However, the crisis in Syria could change this pattern. It is true that the Syrian mass exodus, like earlier large movements of refugees towards Jordan, provided positive economic impetus. From 2011, individual Syrian refugees brought considerable sums of money into the country. One consequence of this was a real “boom” in the construction industry in Irbid and Mafraq. The bottom line is that only a small part of the Jordanian population benefited from this development. Many of them suffered losses, because the armed conflicts in Syria and Iraq have severely impaired traditional trade routes and sales markets.
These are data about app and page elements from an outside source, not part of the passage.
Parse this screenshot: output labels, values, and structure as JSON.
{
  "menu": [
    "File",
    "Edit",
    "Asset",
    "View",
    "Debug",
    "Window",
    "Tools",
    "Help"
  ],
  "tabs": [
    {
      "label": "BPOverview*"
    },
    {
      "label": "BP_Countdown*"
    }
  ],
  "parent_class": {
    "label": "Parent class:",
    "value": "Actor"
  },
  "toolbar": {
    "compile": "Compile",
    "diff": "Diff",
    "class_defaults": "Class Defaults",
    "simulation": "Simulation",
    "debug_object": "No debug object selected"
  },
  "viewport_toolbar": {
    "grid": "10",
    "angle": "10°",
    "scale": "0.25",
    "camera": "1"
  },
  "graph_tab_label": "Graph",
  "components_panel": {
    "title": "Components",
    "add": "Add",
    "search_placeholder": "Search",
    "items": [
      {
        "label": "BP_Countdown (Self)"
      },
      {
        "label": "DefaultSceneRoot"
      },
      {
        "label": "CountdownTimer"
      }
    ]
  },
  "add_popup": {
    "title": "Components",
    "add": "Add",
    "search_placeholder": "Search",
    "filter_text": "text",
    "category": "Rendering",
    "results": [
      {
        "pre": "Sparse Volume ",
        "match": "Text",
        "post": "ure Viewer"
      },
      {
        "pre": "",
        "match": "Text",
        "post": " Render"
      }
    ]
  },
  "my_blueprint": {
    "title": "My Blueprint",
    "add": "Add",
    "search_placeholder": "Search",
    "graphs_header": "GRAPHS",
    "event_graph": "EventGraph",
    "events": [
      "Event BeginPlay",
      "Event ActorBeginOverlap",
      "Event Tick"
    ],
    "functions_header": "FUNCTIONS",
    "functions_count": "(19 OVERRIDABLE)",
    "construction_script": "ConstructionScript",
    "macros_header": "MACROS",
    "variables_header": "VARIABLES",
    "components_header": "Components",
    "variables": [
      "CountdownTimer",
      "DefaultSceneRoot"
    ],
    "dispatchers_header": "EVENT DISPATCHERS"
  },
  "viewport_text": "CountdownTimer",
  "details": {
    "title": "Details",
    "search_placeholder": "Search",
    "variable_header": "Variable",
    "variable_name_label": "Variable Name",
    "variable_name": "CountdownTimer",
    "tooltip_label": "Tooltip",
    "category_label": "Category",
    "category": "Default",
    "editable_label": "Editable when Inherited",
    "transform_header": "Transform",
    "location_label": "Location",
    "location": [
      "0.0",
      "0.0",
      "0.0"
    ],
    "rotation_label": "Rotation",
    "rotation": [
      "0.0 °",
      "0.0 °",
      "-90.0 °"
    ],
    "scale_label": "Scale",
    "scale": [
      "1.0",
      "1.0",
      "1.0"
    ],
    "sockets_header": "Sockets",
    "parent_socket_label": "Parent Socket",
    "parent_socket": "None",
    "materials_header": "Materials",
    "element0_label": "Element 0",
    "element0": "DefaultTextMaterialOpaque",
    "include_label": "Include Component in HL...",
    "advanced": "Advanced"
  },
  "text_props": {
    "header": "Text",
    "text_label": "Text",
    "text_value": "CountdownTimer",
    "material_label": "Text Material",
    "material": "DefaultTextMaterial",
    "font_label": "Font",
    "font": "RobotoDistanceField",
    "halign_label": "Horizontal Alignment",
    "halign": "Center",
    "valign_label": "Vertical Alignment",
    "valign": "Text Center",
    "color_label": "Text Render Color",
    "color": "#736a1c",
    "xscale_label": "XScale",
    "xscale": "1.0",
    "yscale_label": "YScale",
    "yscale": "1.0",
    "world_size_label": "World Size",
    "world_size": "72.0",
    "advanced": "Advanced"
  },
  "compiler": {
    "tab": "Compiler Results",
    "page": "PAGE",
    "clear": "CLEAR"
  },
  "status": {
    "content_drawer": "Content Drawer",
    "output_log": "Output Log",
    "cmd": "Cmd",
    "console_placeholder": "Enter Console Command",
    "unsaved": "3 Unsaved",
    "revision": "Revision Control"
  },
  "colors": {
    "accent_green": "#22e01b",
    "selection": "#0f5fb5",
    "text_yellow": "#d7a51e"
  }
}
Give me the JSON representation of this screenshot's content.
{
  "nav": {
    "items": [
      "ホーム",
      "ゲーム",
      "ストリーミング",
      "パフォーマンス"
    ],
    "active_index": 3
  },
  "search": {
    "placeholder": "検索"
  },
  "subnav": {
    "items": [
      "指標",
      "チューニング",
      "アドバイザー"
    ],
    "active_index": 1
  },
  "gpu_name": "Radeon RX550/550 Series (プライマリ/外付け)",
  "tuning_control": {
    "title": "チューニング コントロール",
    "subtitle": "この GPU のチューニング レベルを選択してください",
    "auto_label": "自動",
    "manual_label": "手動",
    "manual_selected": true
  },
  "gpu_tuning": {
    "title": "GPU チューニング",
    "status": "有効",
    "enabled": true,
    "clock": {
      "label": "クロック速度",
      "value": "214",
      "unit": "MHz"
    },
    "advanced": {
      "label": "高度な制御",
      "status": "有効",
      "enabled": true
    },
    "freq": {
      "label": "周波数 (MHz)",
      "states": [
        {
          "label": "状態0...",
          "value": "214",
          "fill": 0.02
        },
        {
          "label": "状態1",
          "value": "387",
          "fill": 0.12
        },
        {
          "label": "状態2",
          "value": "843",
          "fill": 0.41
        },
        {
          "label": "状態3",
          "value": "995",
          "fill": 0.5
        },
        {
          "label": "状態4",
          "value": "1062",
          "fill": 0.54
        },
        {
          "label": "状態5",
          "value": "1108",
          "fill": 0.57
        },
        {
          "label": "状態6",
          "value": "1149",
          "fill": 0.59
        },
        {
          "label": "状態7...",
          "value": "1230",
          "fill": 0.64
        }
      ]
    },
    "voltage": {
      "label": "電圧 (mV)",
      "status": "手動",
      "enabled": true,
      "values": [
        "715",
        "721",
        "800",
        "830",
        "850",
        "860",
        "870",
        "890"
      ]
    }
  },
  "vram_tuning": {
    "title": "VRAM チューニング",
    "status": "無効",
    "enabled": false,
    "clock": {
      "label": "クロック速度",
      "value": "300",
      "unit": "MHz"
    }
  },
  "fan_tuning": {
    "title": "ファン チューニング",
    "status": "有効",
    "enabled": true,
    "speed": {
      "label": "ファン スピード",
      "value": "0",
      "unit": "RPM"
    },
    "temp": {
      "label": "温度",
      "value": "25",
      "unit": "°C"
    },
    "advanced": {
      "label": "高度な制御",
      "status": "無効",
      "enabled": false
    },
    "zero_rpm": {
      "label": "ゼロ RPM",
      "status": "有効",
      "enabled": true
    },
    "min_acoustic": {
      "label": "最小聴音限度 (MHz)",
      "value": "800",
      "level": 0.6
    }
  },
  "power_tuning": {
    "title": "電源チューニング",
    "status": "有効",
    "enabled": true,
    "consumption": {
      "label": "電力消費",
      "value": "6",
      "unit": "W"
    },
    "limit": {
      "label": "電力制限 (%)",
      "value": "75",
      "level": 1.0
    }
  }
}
In addition, the presence of around 1.3 million people from Syria (more than 50% of them registered refugees) meant high levels additional pressure on the country’s already scarce natural resources (water, energy) as well as high additional public spending, especially for health care, education, general infrastructure and energy subsidies. The fact is: the state and many municipalities were – and are – overburdened. And the labor market is also affected: Since most of the refugees from Syria no longer have any savings and are prepared to work illegally and for absolute minimum wages out of necessity, the already fierce competition for jobs in Jordan has become even tougher, especially between job seekers from Egypt and Syria. The already very low wages are in a downward spiral. This also means a further weakening of the already poorly protected workers’ rights, as well as the purchasing power of already disadvantaged population groups. Last but not least, wars and terror in the region are increasingly threatening the stability of Jordan and necessitating additional spending on security and defense.

Workers from abroad

In private households, hotels, restaurants and in the clothing industry, mainly workers from abroad work. Most come from Egypt, followed by Bangla Desh, Sri Lanka and India. A good 300,000 workers are officially registered, the number of undocumented foreign workers is estimated at around 250,000. This means that there are around 550,000 foreign workers in the country. Most of them come into the country under the so-called “Kafala” system, in which the employer has to vouch for the state. This means, among other things, a strong dependency on the employer.

In Jordan there are laws that theoretically protect workers from exploitation, but in practice elementary workers’ rights are often not observed. Domestic workers, in particular, sometimes toil under inhumane conditions. The non-governmental organization Tamkeen provides help in acute emergencies and helps migrant workers in Jordan to enforce their rights.